The theme music for Seinfeld is among the best-known in television history, but it’s also sort of … weird. With slap bass and the pops and breaths of a human voice, it’s a far cry from the melodies audiences are used to hearing as credits roll.

The music is the work of Jonathan Wolff—a composer who’s also written themes for Married... with Children, Saved by the Bell, Who’s the Boss?, The King of Queens, and Will & Grace, among others. In the above E! News interview from the '90s, Wolff explains how he wrote the earworm.

It all started with a call from Seinfeld himself, who said the show’s opening had a specific set of needs. It required a bit of music that could play in conjunction with the comedian’s stand-up sets, which would run at the beginning (and end) of each episode. With that, Seinfeld’s voice became the “lead instrument” in the composition, according to Wolff.
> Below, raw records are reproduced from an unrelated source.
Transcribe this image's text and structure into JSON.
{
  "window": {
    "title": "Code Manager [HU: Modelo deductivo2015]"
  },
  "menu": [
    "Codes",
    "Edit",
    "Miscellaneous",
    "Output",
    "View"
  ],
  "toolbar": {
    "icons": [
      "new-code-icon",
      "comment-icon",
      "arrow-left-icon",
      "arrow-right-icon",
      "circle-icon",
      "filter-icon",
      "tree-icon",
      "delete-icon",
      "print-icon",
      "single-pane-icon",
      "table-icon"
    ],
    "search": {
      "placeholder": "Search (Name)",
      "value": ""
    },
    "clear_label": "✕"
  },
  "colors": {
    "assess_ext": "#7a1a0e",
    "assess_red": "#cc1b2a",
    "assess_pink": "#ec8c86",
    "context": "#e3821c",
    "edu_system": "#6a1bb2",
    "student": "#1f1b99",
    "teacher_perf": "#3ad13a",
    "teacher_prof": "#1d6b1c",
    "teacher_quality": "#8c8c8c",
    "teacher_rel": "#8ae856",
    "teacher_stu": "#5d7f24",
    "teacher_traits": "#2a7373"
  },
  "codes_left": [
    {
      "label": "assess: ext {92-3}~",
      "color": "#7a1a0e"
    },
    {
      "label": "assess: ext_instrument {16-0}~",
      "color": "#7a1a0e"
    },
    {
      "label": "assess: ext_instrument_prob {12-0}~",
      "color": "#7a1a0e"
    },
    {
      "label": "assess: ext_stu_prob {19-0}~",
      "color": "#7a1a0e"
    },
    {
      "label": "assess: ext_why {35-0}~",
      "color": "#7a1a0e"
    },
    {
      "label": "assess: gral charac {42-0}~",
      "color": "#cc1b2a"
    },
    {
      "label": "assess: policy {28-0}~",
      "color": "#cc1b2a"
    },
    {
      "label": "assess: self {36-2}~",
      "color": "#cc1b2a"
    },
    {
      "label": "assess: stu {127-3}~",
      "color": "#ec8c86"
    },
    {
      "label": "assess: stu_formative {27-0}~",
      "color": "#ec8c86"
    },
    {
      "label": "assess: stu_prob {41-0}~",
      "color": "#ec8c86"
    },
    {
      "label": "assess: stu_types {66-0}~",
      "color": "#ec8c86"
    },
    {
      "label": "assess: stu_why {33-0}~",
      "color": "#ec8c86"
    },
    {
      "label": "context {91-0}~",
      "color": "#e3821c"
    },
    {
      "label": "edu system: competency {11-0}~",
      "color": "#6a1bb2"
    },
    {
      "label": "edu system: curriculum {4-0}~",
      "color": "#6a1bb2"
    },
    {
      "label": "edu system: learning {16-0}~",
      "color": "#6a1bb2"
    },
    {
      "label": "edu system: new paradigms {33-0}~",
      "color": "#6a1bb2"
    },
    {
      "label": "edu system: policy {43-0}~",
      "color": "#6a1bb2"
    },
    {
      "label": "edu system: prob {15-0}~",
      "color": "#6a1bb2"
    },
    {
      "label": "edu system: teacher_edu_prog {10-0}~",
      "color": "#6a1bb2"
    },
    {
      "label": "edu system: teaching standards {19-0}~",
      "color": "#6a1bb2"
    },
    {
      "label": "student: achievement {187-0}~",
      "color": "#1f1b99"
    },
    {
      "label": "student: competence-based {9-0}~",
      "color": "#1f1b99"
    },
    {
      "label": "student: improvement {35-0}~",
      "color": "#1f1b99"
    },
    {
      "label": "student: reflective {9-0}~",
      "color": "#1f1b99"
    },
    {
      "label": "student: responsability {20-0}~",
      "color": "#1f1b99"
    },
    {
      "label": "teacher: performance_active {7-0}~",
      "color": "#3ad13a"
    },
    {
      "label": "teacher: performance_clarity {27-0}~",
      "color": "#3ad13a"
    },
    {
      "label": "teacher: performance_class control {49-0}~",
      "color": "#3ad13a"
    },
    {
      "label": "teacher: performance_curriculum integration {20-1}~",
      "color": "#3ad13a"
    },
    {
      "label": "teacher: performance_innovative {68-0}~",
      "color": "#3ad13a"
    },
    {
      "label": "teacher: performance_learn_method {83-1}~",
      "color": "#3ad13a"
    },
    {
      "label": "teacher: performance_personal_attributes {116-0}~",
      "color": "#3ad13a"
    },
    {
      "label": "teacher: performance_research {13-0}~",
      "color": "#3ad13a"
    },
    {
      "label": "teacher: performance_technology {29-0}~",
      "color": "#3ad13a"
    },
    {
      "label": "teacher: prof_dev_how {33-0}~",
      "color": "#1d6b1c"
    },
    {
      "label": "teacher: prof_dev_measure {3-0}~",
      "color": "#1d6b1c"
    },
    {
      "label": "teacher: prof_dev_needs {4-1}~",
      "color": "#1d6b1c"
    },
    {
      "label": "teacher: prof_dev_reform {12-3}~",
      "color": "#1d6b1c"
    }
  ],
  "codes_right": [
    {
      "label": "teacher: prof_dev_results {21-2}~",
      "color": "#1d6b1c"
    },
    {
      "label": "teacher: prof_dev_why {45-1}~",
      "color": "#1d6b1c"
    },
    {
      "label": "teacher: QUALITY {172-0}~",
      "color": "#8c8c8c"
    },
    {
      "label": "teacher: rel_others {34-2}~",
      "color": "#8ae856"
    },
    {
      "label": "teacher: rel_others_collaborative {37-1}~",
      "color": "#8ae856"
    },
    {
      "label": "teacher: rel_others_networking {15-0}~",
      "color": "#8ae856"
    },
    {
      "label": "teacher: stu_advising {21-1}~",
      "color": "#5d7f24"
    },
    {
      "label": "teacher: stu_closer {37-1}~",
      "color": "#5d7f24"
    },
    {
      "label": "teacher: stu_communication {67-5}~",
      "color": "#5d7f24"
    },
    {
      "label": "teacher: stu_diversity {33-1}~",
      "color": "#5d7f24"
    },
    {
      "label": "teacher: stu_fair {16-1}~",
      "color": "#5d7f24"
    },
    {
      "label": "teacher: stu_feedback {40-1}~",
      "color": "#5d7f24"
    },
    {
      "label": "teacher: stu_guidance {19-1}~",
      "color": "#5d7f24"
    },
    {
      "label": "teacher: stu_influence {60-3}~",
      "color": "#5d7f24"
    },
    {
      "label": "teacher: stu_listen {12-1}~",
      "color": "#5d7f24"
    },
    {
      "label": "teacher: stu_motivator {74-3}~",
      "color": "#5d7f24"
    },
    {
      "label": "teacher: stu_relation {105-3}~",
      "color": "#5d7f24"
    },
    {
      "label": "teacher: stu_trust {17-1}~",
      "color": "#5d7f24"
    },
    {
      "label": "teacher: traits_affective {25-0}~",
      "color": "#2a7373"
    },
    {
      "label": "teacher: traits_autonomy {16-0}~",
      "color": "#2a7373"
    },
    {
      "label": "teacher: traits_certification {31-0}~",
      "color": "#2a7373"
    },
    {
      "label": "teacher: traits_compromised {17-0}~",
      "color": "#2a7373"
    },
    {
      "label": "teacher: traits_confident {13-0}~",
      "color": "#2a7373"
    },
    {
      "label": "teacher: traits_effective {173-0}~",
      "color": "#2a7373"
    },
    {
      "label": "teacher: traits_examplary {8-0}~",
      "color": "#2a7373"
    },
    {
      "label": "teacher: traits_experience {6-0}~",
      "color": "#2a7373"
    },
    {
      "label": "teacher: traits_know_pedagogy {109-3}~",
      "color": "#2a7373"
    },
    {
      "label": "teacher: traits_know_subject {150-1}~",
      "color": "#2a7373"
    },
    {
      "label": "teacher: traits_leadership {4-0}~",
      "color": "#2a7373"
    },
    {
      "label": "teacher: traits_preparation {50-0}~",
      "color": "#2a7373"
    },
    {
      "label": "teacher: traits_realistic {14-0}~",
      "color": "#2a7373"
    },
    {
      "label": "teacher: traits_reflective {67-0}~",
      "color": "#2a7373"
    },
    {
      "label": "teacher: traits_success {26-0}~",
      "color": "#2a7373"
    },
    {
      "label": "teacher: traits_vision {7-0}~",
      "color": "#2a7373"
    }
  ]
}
“I watched a lot of his comedy. I kind of took a meter from his delivery and made that the tempo of the Seinfeld theme and I built the rest of the instruments around him,” he says.

Wolff actually redid the theme for each episode to match the pacing of the individual monologues, which is why it winds in and out so seamlessly every time. For more on Wolff, check out this interview he did last year with Sideshow Podcast, and this one with Vice. It’s a good time to celebrate the show—Seinfeld became a regular running series this week in 1990.

[h/t Kottke]

Image credit: screenshot // seinfeldovenmitt.com